## Activity
Each line below needs to be duplicated without alteration.

-------- Supplied records

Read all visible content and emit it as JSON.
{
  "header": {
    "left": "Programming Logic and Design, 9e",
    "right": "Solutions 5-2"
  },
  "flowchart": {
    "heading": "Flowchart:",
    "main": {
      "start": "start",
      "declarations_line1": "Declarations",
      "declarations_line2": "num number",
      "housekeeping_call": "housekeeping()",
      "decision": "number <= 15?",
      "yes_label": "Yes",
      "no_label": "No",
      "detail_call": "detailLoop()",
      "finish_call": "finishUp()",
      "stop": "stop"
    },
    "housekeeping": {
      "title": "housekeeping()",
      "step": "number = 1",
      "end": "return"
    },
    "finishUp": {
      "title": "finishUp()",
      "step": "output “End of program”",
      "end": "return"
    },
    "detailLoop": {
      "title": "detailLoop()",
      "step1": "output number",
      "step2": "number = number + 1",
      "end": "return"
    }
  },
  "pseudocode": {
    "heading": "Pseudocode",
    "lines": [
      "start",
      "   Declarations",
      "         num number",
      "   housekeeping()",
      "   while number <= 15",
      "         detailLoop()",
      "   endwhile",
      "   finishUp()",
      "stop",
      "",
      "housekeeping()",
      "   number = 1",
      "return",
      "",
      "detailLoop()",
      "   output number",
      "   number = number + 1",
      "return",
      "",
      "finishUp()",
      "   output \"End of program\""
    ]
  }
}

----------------

## Response to the task
Read all visible content and emit it as JSON.
{
  "header": {
    "left": "Programming Logic and Design, 9e",
    "right": "Solutions 5-2"
  },
  "flowchart": {
    "heading": "Flowchart:",
    "main": {
      "start": "start",
      "declarations_line1": "Declarations",
      "declarations_line2": "num number",
      "housekeeping_call": "housekeeping()",
      "decision": "number <= 15?",
      "yes_label": "Yes",
      "no_label": "No",
      "detail_call": "detailLoop()",
      "finish_call": "finishUp()",
      "stop": "stop"
    },
    "housekeeping": {
      "title": "housekeeping()",
      "step": "number = 1",
      "end": "return"
    },
    "finishUp": {
      "title": "finishUp()",
      "step": "output “End of program”",
      "end": "return"
    },
    "detailLoop": {
      "title": "detailLoop()",
      "step1": "output number",
      "step2": "number = number + 1",
      "end": "return"
    }
  },
  "pseudocode": {
    "heading": "Pseudocode",
    "lines": [
      "start",
      "   Declarations",
      "         num number",
      "   housekeeping()",
      "   while number <= 15",
      "         detailLoop()",
      "   endwhile",
      "   finishUp()",
      "stop",
      "",
      "housekeeping()",
      "   number = 1",
      "return",
      "",
      "detailLoop()",
      "   output number",
      "   number = number + 1",
      "return",
      "",
      "finishUp()",
      "   output \"End of program\""
    ]
  }
}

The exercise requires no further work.